Current on-going research continues to be selected and implemented collaboratively with the Ministry of Health to ensure relevance to Botswana’s Public Health challenges. Following the new WHO treatment guidelines having recommended the Universal Test and Treat (UTT) strategy and the UNAIDS having set Country targets for 90% of all HIV infected people to know their HIV status; 90% of those diagnosed with HIV infection being on ART; 90% of all people on ART having undetectable HIV in their blood, to as the 90 – 90 – 90 targets by the year 2020: The ongoing Botswana Combination Prevention Project, BCPP also known as the “Ya Tsie” study offers opportunity for Botswana to develop tools and modalities, monitoring and evaluation systems, and capabilities of various healthcare operational systems. These opportunities to develop new systems both at community and health care facility level would strengthen existing HIV/AIDS management systems in the MASA Programme based on research outcomes of the study. The Board of Directors is committed to support the BHP in its participation in such relevant studies and in its mandate. Continue reading
The Botswana-Harvard AIDS Institute Partnership (BHP) this week (01-12-2015) joined the world in commemorating World AIDS day. We at BHP celebrate the remarkable progress made in the fight against HIV/AIDS since the first commemoration 27 years ago. Continue reading
Author : Mmoniemang Motsamai
Date : Feb 04 Tue,2014
The Ministry of Health has introduced two new devices for infants’ Safe Male Circumcision (SMC).
The southern African nation of Botswana, like its neighbor Zimbabwe, is promoting male circumcision as a way to combat the spread of HIV. Botswana is not only encouraging men to be circumcised; it is encouraging parents to circumcise male infants.
GABORONE – People infected with HIV have reduced risk of transmitting the virus to their sexual partners through the initiation of oral anti-retroviral, according to a study conducted by the HIV Prevention Trials Network (HPTN).

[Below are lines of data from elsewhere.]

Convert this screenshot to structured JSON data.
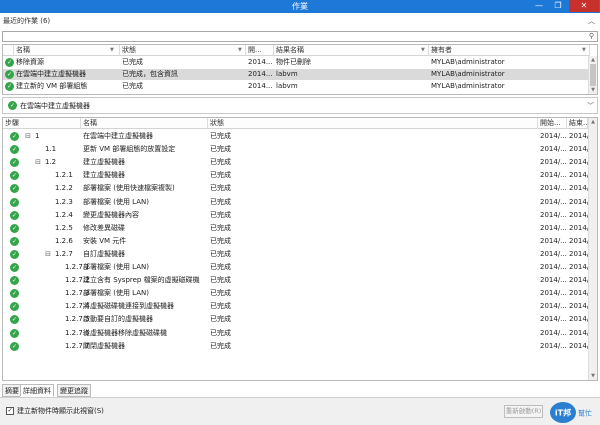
{
  "window": {
    "title": "作業",
    "minimize_glyph": "—",
    "maximize_glyph": "❐",
    "close_glyph": "✕"
  },
  "recent": {
    "header": "最近的作業 (6)",
    "collapse_glyph": "︿"
  },
  "search": {
    "value": "",
    "icon": "search-icon"
  },
  "jobs_table": {
    "columns": [
      "名稱",
      "狀態",
      "開...",
      "結果名稱",
      "擁有者"
    ],
    "rows": [
      {
        "name": "移除資源",
        "status": "已完成",
        "start": "2014...",
        "result": "物件已刪除",
        "owner": "MYLAB\\administrator",
        "selected": false
      },
      {
        "name": "在雲端中建立虛擬機器",
        "status": "已完成，包含資訊",
        "start": "2014...",
        "result": "labvm",
        "owner": "MYLAB\\administrator",
        "selected": true
      },
      {
        "name": "建立新的 VM 部署組態",
        "status": "已完成",
        "start": "2014...",
        "result": "labvm",
        "owner": "MYLAB\\administrator",
        "selected": false
      }
    ]
  },
  "summary": {
    "text": "在雲端中建立虛擬機器",
    "expand_glyph": "﹀"
  },
  "steps_table": {
    "columns": [
      "步驟",
      "名稱",
      "狀態",
      "開始...",
      "結束..."
    ],
    "rows": [
      {
        "step": "1",
        "name": "在雲端中建立虛擬機器",
        "status": "已完成",
        "start": "2014/...",
        "end": "2014/...",
        "level": 0,
        "toggle": "⊟"
      },
      {
        "step": "1.1",
        "name": "更新 VM 部署組態的放置設定",
        "status": "已完成",
        "start": "2014/...",
        "end": "2014/...",
        "level": 1,
        "toggle": ""
      },
      {
        "step": "1.2",
        "name": "建立虛擬機器",
        "status": "已完成",
        "start": "2014/...",
        "end": "2014/...",
        "level": 1,
        "toggle": "⊟"
      },
      {
        "step": "1.2.1",
        "name": "建立虛擬機器",
        "status": "已完成",
        "start": "2014/...",
        "end": "2014/...",
        "level": 2,
        "toggle": ""
      },
      {
        "step": "1.2.2",
        "name": "部署檔案 (使用快速檔案複製)",
        "status": "已完成",
        "start": "2014/...",
        "end": "2014/...",
        "level": 2,
        "toggle": ""
      },
      {
        "step": "1.2.3",
        "name": "部署檔案 (使用 LAN)",
        "status": "已完成",
        "start": "2014/...",
        "end": "2014/...",
        "level": 2,
        "toggle": ""
      },
      {
        "step": "1.2.4",
        "name": "變更虛擬機器內容",
        "status": "已完成",
        "start": "2014/...",
        "end": "2014/...",
        "level": 2,
        "toggle": ""
      },
      {
        "step": "1.2.5",
        "name": "修改差異磁碟",
        "status": "已完成",
        "start": "2014/...",
        "end": "2014/...",
        "level": 2,
        "toggle": ""
      },
      {
        "step": "1.2.6",
        "name": "安裝 VM 元件",
        "status": "已完成",
        "start": "2014/...",
        "end": "2014/...",
        "level": 2,
        "toggle": ""
      },
      {
        "step": "1.2.7",
        "name": "自訂虛擬機器",
        "status": "已完成",
        "start": "2014/...",
        "end": "2014/...",
        "level": 2,
        "toggle": "⊟"
      },
      {
        "step": "1.2.7.1",
        "name": "部署檔案 (使用 LAN)",
        "status": "已完成",
        "start": "2014/...",
        "end": "2014/...",
        "level": 3,
        "toggle": ""
      },
      {
        "step": "1.2.7.2",
        "name": "建立含有 Sysprep 檔案的虛擬磁碟機",
        "status": "已完成",
        "start": "2014/...",
        "end": "2014/...",
        "level": 3,
        "toggle": ""
      },
      {
        "step": "1.2.7.3",
        "name": "部署檔案 (使用 LAN)",
        "status": "已完成",
        "start": "2014/...",
        "end": "2014/...",
        "level": 3,
        "toggle": ""
      },
      {
        "step": "1.2.7.4",
        "name": "將虛擬磁碟機連接到虛擬機器",
        "status": "已完成",
        "start": "2014/...",
        "end": "2014/...",
        "level": 3,
        "toggle": ""
      },
      {
        "step": "1.2.7.5",
        "name": "啟動要自訂的虛擬機器",
        "status": "已完成",
        "start": "2014/...",
        "end": "2014/...",
        "level": 3,
        "toggle": ""
      },
      {
        "step": "1.2.7.6",
        "name": "從虛擬機器移除虛擬磁碟機",
        "status": "已完成",
        "start": "2014/...",
        "end": "2014/...",
        "level": 3,
        "toggle": ""
      },
      {
        "step": "1.2.7.7",
        "name": "關閉虛擬機器",
        "status": "已完成",
        "start": "2014/...",
        "end": "2014/...",
        "level": 3,
        "toggle": ""
      }
    ]
  },
  "tabs": [
    "摘要",
    "詳細資料",
    "變更追蹤"
  ],
  "active_tab": "詳細資料",
  "footer": {
    "checkbox_checked": true,
    "checkbox_mark": "✓",
    "checkbox_label": "建立新物件時顯示此視窗(S)",
    "restart_button": "重新啟動(R)"
  },
  "logo": {
    "line1": "iT邦",
    "line2": "幫忙"
  },
  "colors": {
    "titlebar": "#1e78d8",
    "close_button": "#c7302b",
    "status_ok": "#35a54a",
    "selected_row": "#dadada"
  }
}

Statistics and journal articles do not begin to convey the human toll of HIV. Lasker professor of health sciences Myron “Max” Essex  has seen that toll firsthand, working in Botswana since 1996. As a relatively successful country with a functioning government and a well-organized healthcare system, Botswana has offered free antiretroviral medications to everyone who needs them and it has managed to get the majority of its citizens tested for HIV. Still, a staggering 24 percent of adults have HIV.
A study has revealed that Botswana has the lowest rate of mother-to-child transmission ever recorded in Africa or for a breastfeeding population.
This was revealed by Dr Roger Shapiro of the Botswana-Havard AIDS Institute when releasing the findings of a random trial comparing HAART regimens for virologic efficacy and the prevention of mother-to-child HIV transmission among breastfeeding mothers in Botswana at Boipuso Hall in Gaborone last Friday.
The Botswana- Harvard Partnership (BHP) will commence a study to establish if Anti-retrovirals (ARVs) can reduce sexual transmission of HIV in discordant couples, where one partner is infected with the virus and the other is not.
As the fight against HIV and AIDS intensifies, the Botswana-Harvard AIDS Institute Partnership (BHP) and the Laboratory of Genomic Diversity are undertaking a clinical research project called the “Host Genetics Study”.